“This is something that is key in regards to achieving true reconciliation, especially in terms of economic reconciliation and in terms of the amount of influence we have on our own lands and resources,” said Huu-ay-aht Councillor John Jack.

The partnership gives the Huu-ay-aht a financial stake in the timber operations that feed operations in Port Alberni and surrounding area more control over them.

Partnerships between Indigenous Nations and industry have become commonplace in B.C.

This agreement is a great example of First Nations taking on “full partnership” in the forest sector, according to Charlene Higgins, CEO of the B.C. First Nations Forestry Council. And the name change is “a step in recognizing the first people that were there.”

The Huu-ay-aht’s agreement with Western gives the Nation a chance to devise its own resource-management plan for TFL 44 that respect their traditional cultural values.

“It’s not a sea-change,” Jack said, acknowledging that forest practices have a evolved and improved, but it will give the Huu-ay-aht a chance to make sure measures are in place to identify and protect things that are culturally important when logging cut blocks are laid out.

Tsawak-qin is an anglicized spelling of the Nuu-chah-nulth language term C̕awak ʔqin, which translates to mean ‘we are one.’ And the name change, Jack said, caps “the significant amount of work that has already been done between our Nation, our economic-development wing, and Western Forest Products.”

A new stewardship-monitoring program, under the name Witwak Guardians which starts in January is part of the renaming, which will set “a new approach to protection, monitoring and enhancement” of forestry operations, according to their joint news release.

“The addition of the Witwak Guardian program will continue to ensure all of those living, working and visiting TFL will continue to adhere to these sacred principles when working or visiting our ḥahahuułi (lands),” said Tayii Ḥaw̓ił ƛiišin in the news release. That’s the traditional name for Derek Peters, the Huu-ay-aht head hereditary chief.

For Western, the name change is “just a great representation of the journey that we’ve been on,” said Shannon Janzen, the company’s vice-president for partnerships and chief forester.

The partnership, which creates a separate business with First Nations ownership, is a first for Western Forest Products, Janzen said, but shows “how reconciliation can work.”

“It’s also a great way in which to demonstrate how traditional values and modern forestry practices can work together to create a positive result,” she added.

Tree-farm licences are Crown forest tenures, which grant harvesting rights — and management obligations — to those who hold them on 25-year terms.

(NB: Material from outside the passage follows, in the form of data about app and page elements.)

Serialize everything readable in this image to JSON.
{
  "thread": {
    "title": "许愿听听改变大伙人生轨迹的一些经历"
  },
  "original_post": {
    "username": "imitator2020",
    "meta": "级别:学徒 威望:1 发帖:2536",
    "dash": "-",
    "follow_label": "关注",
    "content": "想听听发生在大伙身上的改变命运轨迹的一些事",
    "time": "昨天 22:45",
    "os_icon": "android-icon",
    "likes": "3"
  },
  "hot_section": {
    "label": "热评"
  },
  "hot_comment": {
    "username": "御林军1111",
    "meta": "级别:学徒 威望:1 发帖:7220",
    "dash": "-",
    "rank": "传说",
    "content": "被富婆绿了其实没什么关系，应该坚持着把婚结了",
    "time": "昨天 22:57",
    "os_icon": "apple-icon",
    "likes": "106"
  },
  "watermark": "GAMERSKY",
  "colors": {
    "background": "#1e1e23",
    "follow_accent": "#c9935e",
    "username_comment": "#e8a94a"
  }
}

TFL 44 has an annual allowable harvest of 780,000 cubic metres of timber, Janzen said, which flows to Western’s six mills on Vancouver Island, including its Alberni Pacific division where the Huu-ay-aht also hold an interest.

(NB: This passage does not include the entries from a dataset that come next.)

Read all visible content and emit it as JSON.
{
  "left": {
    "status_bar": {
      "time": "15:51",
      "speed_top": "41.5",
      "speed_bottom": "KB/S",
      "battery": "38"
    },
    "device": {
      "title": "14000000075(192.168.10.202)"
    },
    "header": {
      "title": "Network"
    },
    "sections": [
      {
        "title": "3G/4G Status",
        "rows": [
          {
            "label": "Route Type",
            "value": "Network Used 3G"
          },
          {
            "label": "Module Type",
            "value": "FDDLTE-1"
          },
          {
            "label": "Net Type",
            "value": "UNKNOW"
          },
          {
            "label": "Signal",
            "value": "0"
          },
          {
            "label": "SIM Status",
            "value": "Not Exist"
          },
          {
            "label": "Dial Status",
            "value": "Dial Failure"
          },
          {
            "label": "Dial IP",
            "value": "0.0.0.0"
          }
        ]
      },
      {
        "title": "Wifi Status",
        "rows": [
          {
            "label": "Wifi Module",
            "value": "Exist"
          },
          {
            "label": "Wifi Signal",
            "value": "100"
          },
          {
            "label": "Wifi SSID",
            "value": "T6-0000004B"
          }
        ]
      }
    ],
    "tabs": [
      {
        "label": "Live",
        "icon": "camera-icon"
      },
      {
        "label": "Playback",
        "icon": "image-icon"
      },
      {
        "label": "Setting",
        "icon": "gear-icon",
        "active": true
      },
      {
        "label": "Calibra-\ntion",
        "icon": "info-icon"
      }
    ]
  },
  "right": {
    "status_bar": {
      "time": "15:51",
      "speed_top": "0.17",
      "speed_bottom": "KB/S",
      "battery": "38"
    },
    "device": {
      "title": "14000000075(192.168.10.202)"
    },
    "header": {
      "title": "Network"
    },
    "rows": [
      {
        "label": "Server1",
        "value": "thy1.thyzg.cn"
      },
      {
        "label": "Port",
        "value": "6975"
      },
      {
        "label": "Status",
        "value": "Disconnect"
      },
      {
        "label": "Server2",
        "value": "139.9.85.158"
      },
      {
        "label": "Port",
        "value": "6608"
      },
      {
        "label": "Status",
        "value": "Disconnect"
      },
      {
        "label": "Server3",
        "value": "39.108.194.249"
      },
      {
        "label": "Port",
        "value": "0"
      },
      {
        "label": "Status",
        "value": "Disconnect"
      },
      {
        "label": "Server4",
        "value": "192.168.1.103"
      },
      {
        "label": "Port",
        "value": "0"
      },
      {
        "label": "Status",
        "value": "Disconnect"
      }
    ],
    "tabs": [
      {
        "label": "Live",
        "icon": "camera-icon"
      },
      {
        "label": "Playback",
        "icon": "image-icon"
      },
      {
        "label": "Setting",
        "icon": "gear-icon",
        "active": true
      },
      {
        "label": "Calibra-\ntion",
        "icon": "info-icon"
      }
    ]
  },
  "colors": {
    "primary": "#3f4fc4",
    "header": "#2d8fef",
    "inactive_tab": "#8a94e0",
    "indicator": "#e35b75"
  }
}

“You won’t see much of a difference in the amount of timber that’s harvested in the first little while,” Jack said. “But what we really want to see, and this is what we’re bringing to the table, is an understanding and a focus on what specific forestry practices we can back.”